But, we decided that we were also willing to work hard and sacrifice some things for the sake of happiness. We compared our stories and acknowledged what we both knew we could lose by leaving California, by selling our house, by paring our lives down to a few suitcases. But, we talked more about what we could gain.
Now that we have changed our lives, we always get asked, “Where do you see yourself settling down?” And the answer is, we don’t know. And we are ok with that. A big part of this full-time travel journey is to figure that out. We have both moved in the past in hopes that it would solve some problem or answer some questions for us. But, we just end up bored and questioning the new place too. We are in part seeking a place we can call home, but we also fully acknowledge that we may travel the entire world and say, “hmmm, it doesn’t matter where we live!” But we do know, that until (or even if) we decide to set roots, we will not get bored.
Have we been deliriously happy since we became nomadic? No! We have fought, we have cried, we have yelled, we have been robbed by police officers in Mexico. We have had panic attacks, diarrhea, cleaned up dog pee, and sat on hold with the bank as our blood boiled beneath the surface. We have gone grocery shopping, run errands, cooked dinner, and washed dishes and clothes. We have changed plans, gotten lost, lost money, and made mistakes. And there was more diarrhea.
You see, changing where we live alone won’t magically make us happy. But, changing where we live (or don’t live in our case) helped us learn how to change and how to deal with change. And learning how to change and how to deal with change can make you happier!
Getting somewhere new could be a start as long as you just don’t stop changing the things that make you unhappy once they crop up.
For us, Home became a person. We found our home in each other.
Alex and I may never be satisfied. We will always be seekers.
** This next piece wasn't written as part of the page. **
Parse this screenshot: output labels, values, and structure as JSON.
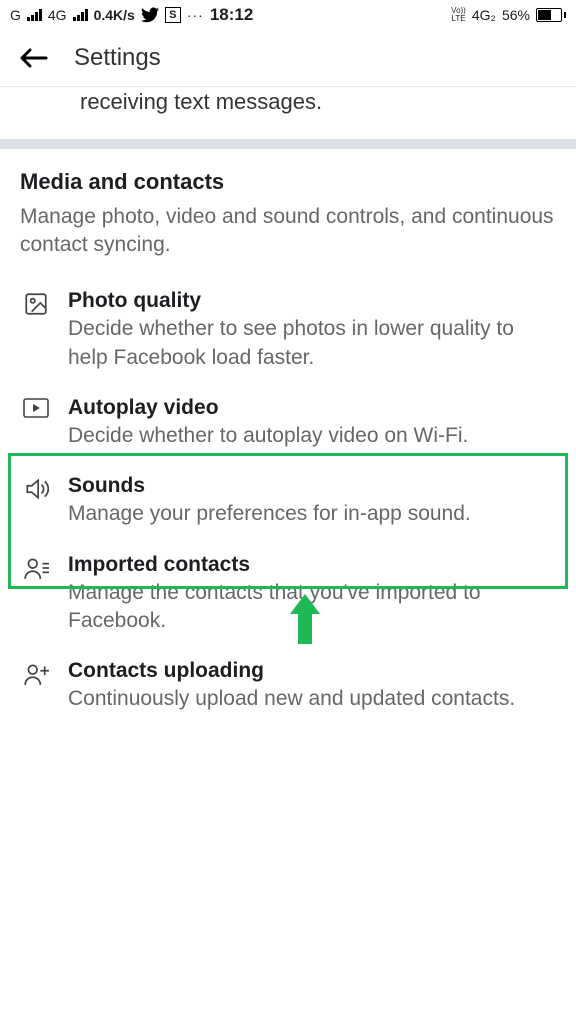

We may never find a place that feels like home, or a place that we want to stay very long. So for us, it is time to reframe the idea of home. Now when people ask where home is, we point to each other.